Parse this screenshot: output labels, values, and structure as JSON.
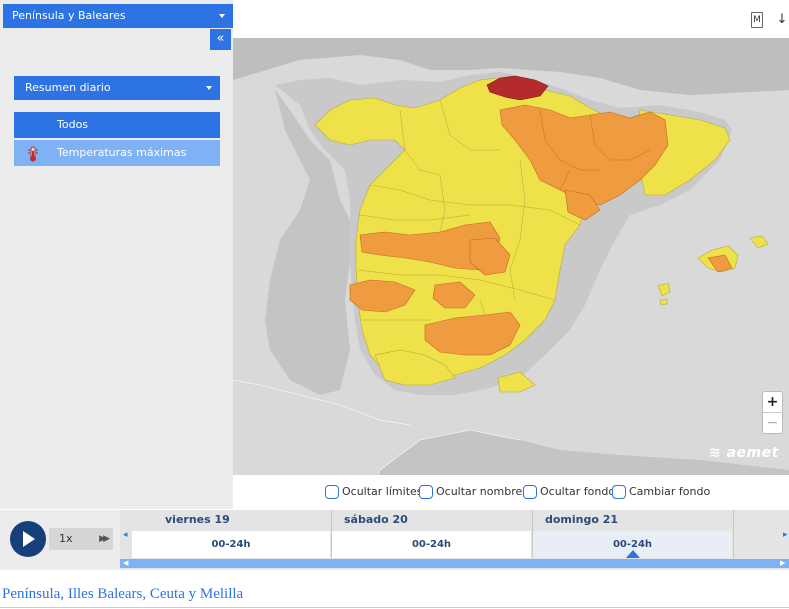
{
  "region_select": {
    "label": "Península y Baleares"
  },
  "collapse_button": {
    "label": "«"
  },
  "summary_select": {
    "label": "Resumen diario"
  },
  "layers": [
    {
      "label": "Todos",
      "selected": true
    },
    {
      "label": "Temperaturas máximas",
      "icon": "thermometer-icon",
      "selected": false
    }
  ],
  "toolbar": {
    "m_label": "M",
    "download_label": "↓"
  },
  "map": {
    "legend_colors": {
      "no_warning": "#c8c8c8",
      "yellow": "#f0e148",
      "orange": "#ef9e41",
      "red": "#b72a2a",
      "sea": "#d9d9d9"
    },
    "zoom_in": "+",
    "zoom_out": "−",
    "logo_text": "aemet"
  },
  "options": [
    {
      "label": "Ocultar límites"
    },
    {
      "label": "Ocultar nombres"
    },
    {
      "label": "Ocultar fondo"
    },
    {
      "label": "Cambiar fondo"
    }
  ],
  "player": {
    "speed": "1x",
    "fast_forward": "▶▶"
  },
  "timeline": {
    "days": [
      {
        "name": "viernes 19",
        "period": "00-24h"
      },
      {
        "name": "sábado 20",
        "period": "00-24h"
      },
      {
        "name": "domingo 21",
        "period": "00-24h",
        "active": true
      }
    ]
  },
  "footer": {
    "title": "Península, Illes Balears, Ceuta y Melilla"
  },
  "colors": {
    "accent": "#2d73e3",
    "accent_light": "#7fb1f5",
    "play_button": "#173f7a"
  }
}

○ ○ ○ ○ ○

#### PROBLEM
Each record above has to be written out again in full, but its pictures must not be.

#### SOLUTION TO THIS PROBLEM
Parse this screenshot: output labels, values, and structure as JSON.
{
  "region_select": {
    "label": "Península y Baleares"
  },
  "collapse_button": {
    "label": "«"
  },
  "summary_select": {
    "label": "Resumen diario"
  },
  "layers": [
    {
      "label": "Todos",
      "selected": true
    },
    {
      "label": "Temperaturas máximas",
      "icon": "thermometer-icon",
      "selected": false
    }
  ],
  "toolbar": {
    "m_label": "M",
    "download_label": "↓"
  },
  "map": {
    "legend_colors": {
      "no_warning": "#c8c8c8",
      "yellow": "#f0e148",
      "orange": "#ef9e41",
      "red": "#b72a2a",
      "sea": "#d9d9d9"
    },
    "zoom_in": "+",
    "zoom_out": "−",
    "logo_text": "aemet"
  },
  "options": [
    {
      "label": "Ocultar límites"
    },
    {
      "label": "Ocultar nombres"
    },
    {
      "label": "Ocultar fondo"
    },
    {
      "label": "Cambiar fondo"
    }
  ],
  "player": {
    "speed": "1x",
    "fast_forward": "▶▶"
  },
  "timeline": {
    "days": [
      {
        "name": "viernes 19",
        "period": "00-24h"
      },
      {
        "name": "sábado 20",
        "period": "00-24h"
      },
      {
        "name": "domingo 21",
        "period": "00-24h",
        "active": true
      }
    ]
  },
  "footer": {
    "title": "Península, Illes Balears, Ceuta y Melilla"
  },
  "colors": {
    "accent": "#2d73e3",
    "accent_light": "#7fb1f5",
    "play_button": "#173f7a"
  }
}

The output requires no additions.